--- Task data Enclosed Below ---

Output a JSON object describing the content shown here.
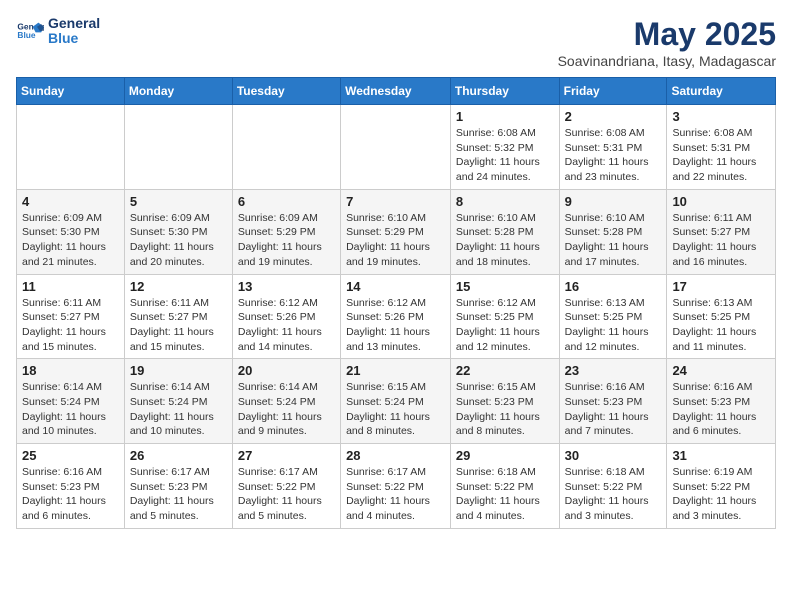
{
  "logo": {
    "line1": "General",
    "line2": "Blue"
  },
  "title": "May 2025",
  "subtitle": "Soavinandriana, Itasy, Madagascar",
  "weekdays": [
    "Sunday",
    "Monday",
    "Tuesday",
    "Wednesday",
    "Thursday",
    "Friday",
    "Saturday"
  ],
  "weeks": [
    [
      {
        "day": "",
        "info": ""
      },
      {
        "day": "",
        "info": ""
      },
      {
        "day": "",
        "info": ""
      },
      {
        "day": "",
        "info": ""
      },
      {
        "day": "1",
        "info": "Sunrise: 6:08 AM\nSunset: 5:32 PM\nDaylight: 11 hours and 24 minutes."
      },
      {
        "day": "2",
        "info": "Sunrise: 6:08 AM\nSunset: 5:31 PM\nDaylight: 11 hours and 23 minutes."
      },
      {
        "day": "3",
        "info": "Sunrise: 6:08 AM\nSunset: 5:31 PM\nDaylight: 11 hours and 22 minutes."
      }
    ],
    [
      {
        "day": "4",
        "info": "Sunrise: 6:09 AM\nSunset: 5:30 PM\nDaylight: 11 hours and 21 minutes."
      },
      {
        "day": "5",
        "info": "Sunrise: 6:09 AM\nSunset: 5:30 PM\nDaylight: 11 hours and 20 minutes."
      },
      {
        "day": "6",
        "info": "Sunrise: 6:09 AM\nSunset: 5:29 PM\nDaylight: 11 hours and 19 minutes."
      },
      {
        "day": "7",
        "info": "Sunrise: 6:10 AM\nSunset: 5:29 PM\nDaylight: 11 hours and 19 minutes."
      },
      {
        "day": "8",
        "info": "Sunrise: 6:10 AM\nSunset: 5:28 PM\nDaylight: 11 hours and 18 minutes."
      },
      {
        "day": "9",
        "info": "Sunrise: 6:10 AM\nSunset: 5:28 PM\nDaylight: 11 hours and 17 minutes."
      },
      {
        "day": "10",
        "info": "Sunrise: 6:11 AM\nSunset: 5:27 PM\nDaylight: 11 hours and 16 minutes."
      }
    ],
    [
      {
        "day": "11",
        "info": "Sunrise: 6:11 AM\nSunset: 5:27 PM\nDaylight: 11 hours and 15 minutes."
      },
      {
        "day": "12",
        "info": "Sunrise: 6:11 AM\nSunset: 5:27 PM\nDaylight: 11 hours and 15 minutes."
      },
      {
        "day": "13",
        "info": "Sunrise: 6:12 AM\nSunset: 5:26 PM\nDaylight: 11 hours and 14 minutes."
      },
      {
        "day": "14",
        "info": "Sunrise: 6:12 AM\nSunset: 5:26 PM\nDaylight: 11 hours and 13 minutes."
      },
      {
        "day": "15",
        "info": "Sunrise: 6:12 AM\nSunset: 5:25 PM\nDaylight: 11 hours and 12 minutes."
      },
      {
        "day": "16",
        "info": "Sunrise: 6:13 AM\nSunset: 5:25 PM\nDaylight: 11 hours and 12 minutes."
      },
      {
        "day": "17",
        "info": "Sunrise: 6:13 AM\nSunset: 5:25 PM\nDaylight: 11 hours and 11 minutes."
      }
    ],
    [
      {
        "day": "18",
        "info": "Sunrise: 6:14 AM\nSunset: 5:24 PM\nDaylight: 11 hours and 10 minutes."
      },
      {
        "day": "19",
        "info": "Sunrise: 6:14 AM\nSunset: 5:24 PM\nDaylight: 11 hours and 10 minutes."
      },
      {
        "day": "20",
        "info": "Sunrise: 6:14 AM\nSunset: 5:24 PM\nDaylight: 11 hours and 9 minutes."
      },
      {
        "day": "21",
        "info": "Sunrise: 6:15 AM\nSunset: 5:24 PM\nDaylight: 11 hours and 8 minutes."
      },
      {
        "day": "22",
        "info": "Sunrise: 6:15 AM\nSunset: 5:23 PM\nDaylight: 11 hours and 8 minutes."
      },
      {
        "day": "23",
        "info": "Sunrise: 6:16 AM\nSunset: 5:23 PM\nDaylight: 11 hours and 7 minutes."
      },
      {
        "day": "24",
        "info": "Sunrise: 6:16 AM\nSunset: 5:23 PM\nDaylight: 11 hours and 6 minutes."
      }
    ],
    [
      {
        "day": "25",
        "info": "Sunrise: 6:16 AM\nSunset: 5:23 PM\nDaylight: 11 hours and 6 minutes."
      },
      {
        "day": "26",
        "info": "Sunrise: 6:17 AM\nSunset: 5:23 PM\nDaylight: 11 hours and 5 minutes."
      },
      {
        "day": "27",
        "info": "Sunrise: 6:17 AM\nSunset: 5:22 PM\nDaylight: 11 hours and 5 minutes."
      },
      {
        "day": "28",
        "info": "Sunrise: 6:17 AM\nSunset: 5:22 PM\nDaylight: 11 hours and 4 minutes."
      },
      {
        "day": "29",
        "info": "Sunrise: 6:18 AM\nSunset: 5:22 PM\nDaylight: 11 hours and 4 minutes."
      },
      {
        "day": "30",
        "info": "Sunrise: 6:18 AM\nSunset: 5:22 PM\nDaylight: 11 hours and 3 minutes."
      },
      {
        "day": "31",
        "info": "Sunrise: 6:19 AM\nSunset: 5:22 PM\nDaylight: 11 hours and 3 minutes."
      }
    ]
  ]
}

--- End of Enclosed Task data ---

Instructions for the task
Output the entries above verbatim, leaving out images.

Task output
Output a JSON object describing the content shown here.
{
  "logo": {
    "line1": "General",
    "line2": "Blue"
  },
  "title": "May 2025",
  "subtitle": "Soavinandriana, Itasy, Madagascar",
  "weekdays": [
    "Sunday",
    "Monday",
    "Tuesday",
    "Wednesday",
    "Thursday",
    "Friday",
    "Saturday"
  ],
  "weeks": [
    [
      {
        "day": "",
        "info": ""
      },
      {
        "day": "",
        "info": ""
      },
      {
        "day": "",
        "info": ""
      },
      {
        "day": "",
        "info": ""
      },
      {
        "day": "1",
        "info": "Sunrise: 6:08 AM\nSunset: 5:32 PM\nDaylight: 11 hours and 24 minutes."
      },
      {
        "day": "2",
        "info": "Sunrise: 6:08 AM\nSunset: 5:31 PM\nDaylight: 11 hours and 23 minutes."
      },
      {
        "day": "3",
        "info": "Sunrise: 6:08 AM\nSunset: 5:31 PM\nDaylight: 11 hours and 22 minutes."
      }
    ],
    [
      {
        "day": "4",
        "info": "Sunrise: 6:09 AM\nSunset: 5:30 PM\nDaylight: 11 hours and 21 minutes."
      },
      {
        "day": "5",
        "info": "Sunrise: 6:09 AM\nSunset: 5:30 PM\nDaylight: 11 hours and 20 minutes."
      },
      {
        "day": "6",
        "info": "Sunrise: 6:09 AM\nSunset: 5:29 PM\nDaylight: 11 hours and 19 minutes."
      },
      {
        "day": "7",
        "info": "Sunrise: 6:10 AM\nSunset: 5:29 PM\nDaylight: 11 hours and 19 minutes."
      },
      {
        "day": "8",
        "info": "Sunrise: 6:10 AM\nSunset: 5:28 PM\nDaylight: 11 hours and 18 minutes."
      },
      {
        "day": "9",
        "info": "Sunrise: 6:10 AM\nSunset: 5:28 PM\nDaylight: 11 hours and 17 minutes."
      },
      {
        "day": "10",
        "info": "Sunrise: 6:11 AM\nSunset: 5:27 PM\nDaylight: 11 hours and 16 minutes."
      }
    ],
    [
      {
        "day": "11",
        "info": "Sunrise: 6:11 AM\nSunset: 5:27 PM\nDaylight: 11 hours and 15 minutes."
      },
      {
        "day": "12",
        "info": "Sunrise: 6:11 AM\nSunset: 5:27 PM\nDaylight: 11 hours and 15 minutes."
      },
      {
        "day": "13",
        "info": "Sunrise: 6:12 AM\nSunset: 5:26 PM\nDaylight: 11 hours and 14 minutes."
      },
      {
        "day": "14",
        "info": "Sunrise: 6:12 AM\nSunset: 5:26 PM\nDaylight: 11 hours and 13 minutes."
      },
      {
        "day": "15",
        "info": "Sunrise: 6:12 AM\nSunset: 5:25 PM\nDaylight: 11 hours and 12 minutes."
      },
      {
        "day": "16",
        "info": "Sunrise: 6:13 AM\nSunset: 5:25 PM\nDaylight: 11 hours and 12 minutes."
      },
      {
        "day": "17",
        "info": "Sunrise: 6:13 AM\nSunset: 5:25 PM\nDaylight: 11 hours and 11 minutes."
      }
    ],
    [
      {
        "day": "18",
        "info": "Sunrise: 6:14 AM\nSunset: 5:24 PM\nDaylight: 11 hours and 10 minutes."
      },
      {
        "day": "19",
        "info": "Sunrise: 6:14 AM\nSunset: 5:24 PM\nDaylight: 11 hours and 10 minutes."
      },
      {
        "day": "20",
        "info": "Sunrise: 6:14 AM\nSunset: 5:24 PM\nDaylight: 11 hours and 9 minutes."
      },
      {
        "day": "21",
        "info": "Sunrise: 6:15 AM\nSunset: 5:24 PM\nDaylight: 11 hours and 8 minutes."
      },
      {
        "day": "22",
        "info": "Sunrise: 6:15 AM\nSunset: 5:23 PM\nDaylight: 11 hours and 8 minutes."
      },
      {
        "day": "23",
        "info": "Sunrise: 6:16 AM\nSunset: 5:23 PM\nDaylight: 11 hours and 7 minutes."
      },
      {
        "day": "24",
        "info": "Sunrise: 6:16 AM\nSunset: 5:23 PM\nDaylight: 11 hours and 6 minutes."
      }
    ],
    [
      {
        "day": "25",
        "info": "Sunrise: 6:16 AM\nSunset: 5:23 PM\nDaylight: 11 hours and 6 minutes."
      },
      {
        "day": "26",
        "info": "Sunrise: 6:17 AM\nSunset: 5:23 PM\nDaylight: 11 hours and 5 minutes."
      },
      {
        "day": "27",
        "info": "Sunrise: 6:17 AM\nSunset: 5:22 PM\nDaylight: 11 hours and 5 minutes."
      },
      {
        "day": "28",
        "info": "Sunrise: 6:17 AM\nSunset: 5:22 PM\nDaylight: 11 hours and 4 minutes."
      },
      {
        "day": "29",
        "info": "Sunrise: 6:18 AM\nSunset: 5:22 PM\nDaylight: 11 hours and 4 minutes."
      },
      {
        "day": "30",
        "info": "Sunrise: 6:18 AM\nSunset: 5:22 PM\nDaylight: 11 hours and 3 minutes."
      },
      {
        "day": "31",
        "info": "Sunrise: 6:19 AM\nSunset: 5:22 PM\nDaylight: 11 hours and 3 minutes."
      }
    ]
  ]
}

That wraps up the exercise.